• _What this task involves_: Copy every line from the one that holds "Transcribe this image's" to the end of the records below, exactly and with nothing else, but without any pictures.

• _Input records_:
● ● ● ●

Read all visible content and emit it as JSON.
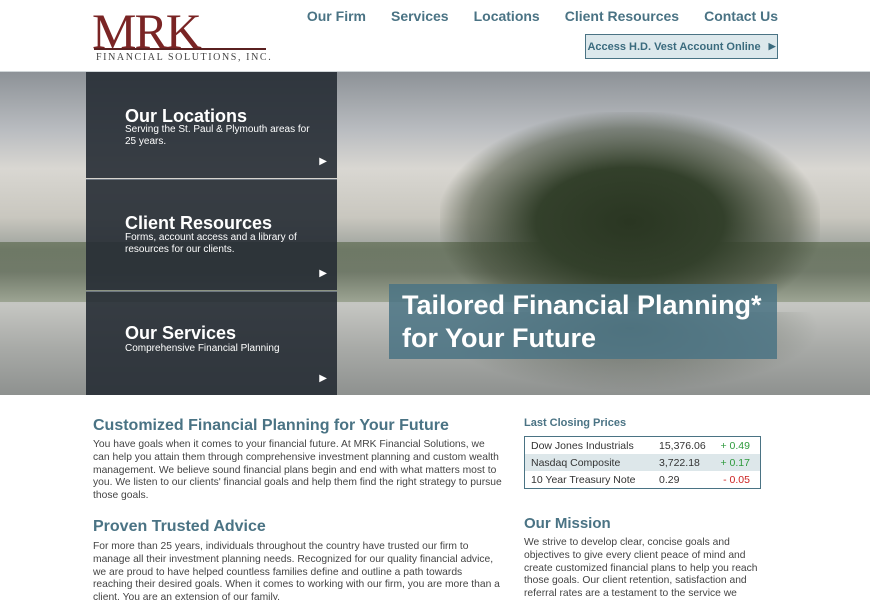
{
  "logo": {
    "mark": "MRK",
    "sub": "FINANCIAL SOLUTIONS, INC."
  },
  "nav": [
    "Our Firm",
    "Services",
    "Locations",
    "Client Resources",
    "Contact Us"
  ],
  "access_button": {
    "label": "Access H.D. Vest Account Online",
    "arrow": "▶"
  },
  "hero": {
    "panels": [
      {
        "title": "Our Locations",
        "text": "Serving the St. Paul & Plymouth areas for 25 years.",
        "arrow": "▶"
      },
      {
        "title": "Client Resources",
        "text": "Forms, account access and a library of resources for our clients.",
        "arrow": "▶"
      },
      {
        "title": "Our Services",
        "text": "Comprehensive Financial Planning",
        "arrow": "▶"
      }
    ],
    "tagline": {
      "line1": "Tailored Financial Planning*",
      "line2": "for Your Future"
    }
  },
  "main": {
    "section1": {
      "title": "Customized Financial Planning for Your Future",
      "body": "You have goals when it comes to your financial future. At MRK Financial Solutions, we can help you attain them through comprehensive investment planning and custom wealth management. We believe sound financial plans begin and end with what matters most to you. We listen to our clients' financial goals and help them find the right strategy to pursue those goals."
    },
    "section2": {
      "title": "Proven Trusted Advice",
      "body": "For more than 25 years, individuals throughout the country have trusted our firm to manage all their investment planning needs. Recognized for our quality financial advice, we are proud to have helped countless families define and outline a path towards reaching their desired goals. When it comes to working with our firm, you are more than a client. You are an extension of our family."
    }
  },
  "sidebar": {
    "prices_title": "Last Closing Prices",
    "prices": [
      {
        "name": "Dow Jones Industrials",
        "value": "15,376.06",
        "change": "+ 0.49"
      },
      {
        "name": "Nasdaq Composite",
        "value": "3,722.18",
        "change": "+ 0.17"
      },
      {
        "name": "10 Year Treasury Note",
        "value": "0.29",
        "change": "- 0.05"
      }
    ],
    "mission_title": "Our Mission",
    "mission_text": "We strive to develop clear, concise goals and objectives to give every client peace of mind and create customized financial plans to help you reach those goals. Our client retention, satisfaction and referral rates are a testament to the service we"
  },
  "colors": {
    "accent": "#4a7384",
    "brand": "#7a2424",
    "up": "#2e9a3c",
    "down": "#cc2222"
  }
}
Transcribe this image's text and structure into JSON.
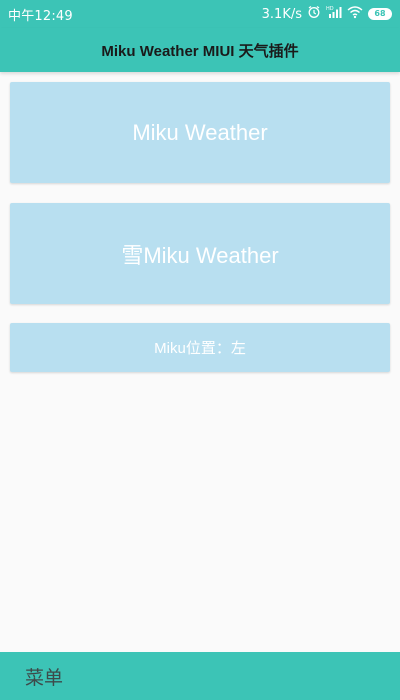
{
  "status_bar": {
    "time": "中午12:49",
    "network_speed": "3.1K/s",
    "battery_level": "68",
    "icons": [
      "alarm-icon",
      "signal-icon",
      "wifi-icon",
      "battery-icon"
    ]
  },
  "app_bar": {
    "title": "Miku Weather MIUI 天气插件"
  },
  "cards": [
    {
      "label": "Miku Weather"
    },
    {
      "label": "雪Miku Weather"
    },
    {
      "label": "Miku位置：左"
    }
  ],
  "bottom_bar": {
    "menu_label": "菜单"
  },
  "colors": {
    "accent": "#3cc4b6",
    "card_bg": "#b8dff0",
    "page_bg": "#fafafa"
  }
}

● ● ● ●

• _Expected output_:
Transcribe this image's text and structure into JSON.
{
  "status_bar": {
    "time": "中午12:49",
    "network_speed": "3.1K/s",
    "battery_level": "68",
    "icons": [
      "alarm-icon",
      "signal-icon",
      "wifi-icon",
      "battery-icon"
    ]
  },
  "app_bar": {
    "title": "Miku Weather MIUI 天气插件"
  },
  "cards": [
    {
      "label": "Miku Weather"
    },
    {
      "label": "雪Miku Weather"
    },
    {
      "label": "Miku位置：左"
    }
  ],
  "bottom_bar": {
    "menu_label": "菜单"
  },
  "colors": {
    "accent": "#3cc4b6",
    "card_bg": "#b8dff0",
    "page_bg": "#fafafa"
  }
}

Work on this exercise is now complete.